Selecting an app will take you to a separate page displaying that app’s description, screen shots, and recent updates. You are also presented with check boxes allowing you to instruct AppShopper to add the app to your Wish List or My Apps sections . As long as you are logged in with an AppShopper account, your Wish List and My Apps will update as you give feedback to AppShopper.


App Details

Unfortunately, the most notable omission is the Customer Rating feedback from the App Store. It’s impossible to sneak a peak at the reviews for any of the applications unless you choose to leave AppShopper and enter into the App Store. This doesn’t make for a very seamless experience and can result in continuously swapping back and forth between these two applications. Click on the price tag for the app and the App Store launches where you can read the reviews and make your purchase.

At the bottom of each app’s dedicated page are the options to view its activity and other apps available from the same developer. I found the activity page to be interesting as it shows all of the updates and price changes over the course of the app’s life enabling you to see at a glance if you’re getting it at a good price or if you should perhaps wait for the app to go on sale.


App Activity

Hidden Treasure or Prominent Crap?

With the constantly shifting prices of the App Store, it should theoretically be possible to find great deals by using AppShopper. For instance, you could sort AppShopper to display popular iPhone apps that had recently undergone a price change.

Now you would certainly hope that this would result in discovering new unknown gems for a great price or locating popular well-known titles at deep discounts. And while this happens occasionally, the odds are much higher that you’ll end up being presented with a mountain of applications that are unknown for a good reason: they suck.

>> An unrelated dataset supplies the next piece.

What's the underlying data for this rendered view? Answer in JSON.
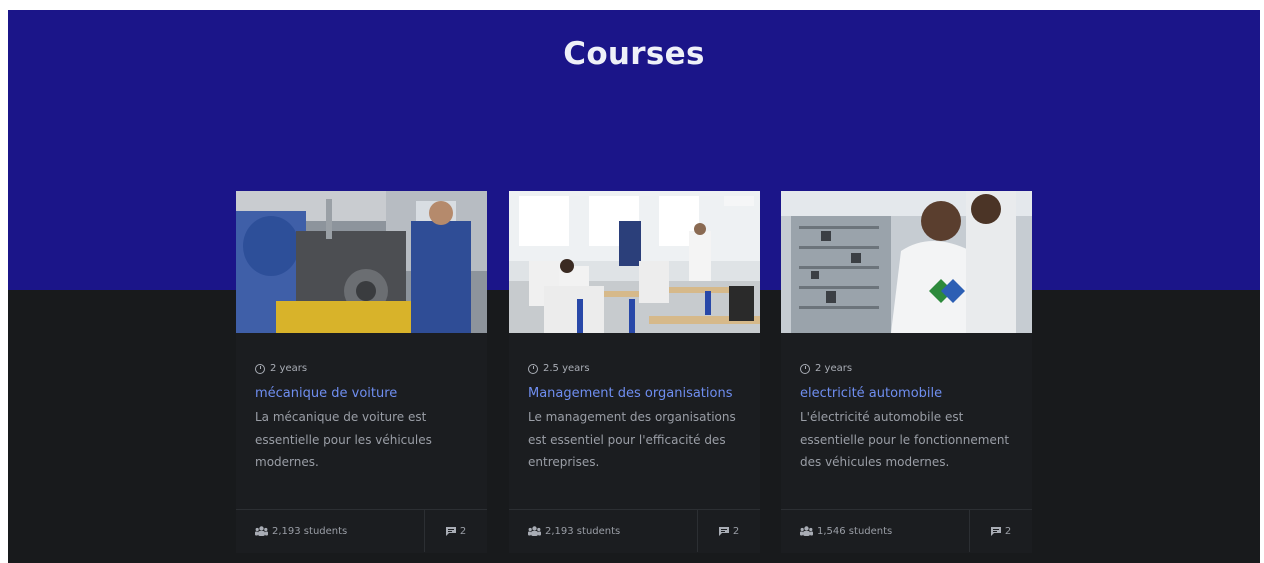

Of the first 20 apps presented to me in the Popular section of AppShopper, only five had a 4 star rating or higher. Three of them hadn’t received a single review and eight of them were rated at less than three stars. Most of them were apps that duplicated functionality found in other, higher quality apps and some of them seemed completely useless.

I realize you shouldn’t judge a book by its cover or an app by its icon, but as my eyes began bleeding from looking at the horrific icon designs of the first 20 apps in the Popular section, I started to have serious misgivings about finding any diamonds in the rough.

I’m also unsure of what criteria AppShopper uses in placing a given app in its Popular section. has a list of the “Top 200” current downloads from the App Store, but clearly this list has no bearing on what the iPhone app lists in its Popular section. Are developers paying to be included here? Is it based on clicks from the website? And why does the iPhone app not contain the very handy “Top 200” section like the website?

Concluding Thoughts

AppShopper really shines when it’s pointing you to limited-time deals on apps, alerting you of a price drop for an app you’ve been eyeing, or keeping track of your existing app library. As a free application with the ability to save you money on future app purchases, it’s hard to complain too much about its limitations. However, its clunky UI and limited ability to aid in the discovery of quality applications detract from its overall value.

Download it for the bargains; just don’t expect it to change your iLife.


AppShopper’s main goal is to keep you informed about the newest App Store apps, sales, and freebies. Where it really tends to shine is in its ability to sort apps into categories that Apple’s App Store simply doesn’t support. A unique app for finding bargains in the App Store, but doesn’t live up to its promise of helping you discover hidden gems.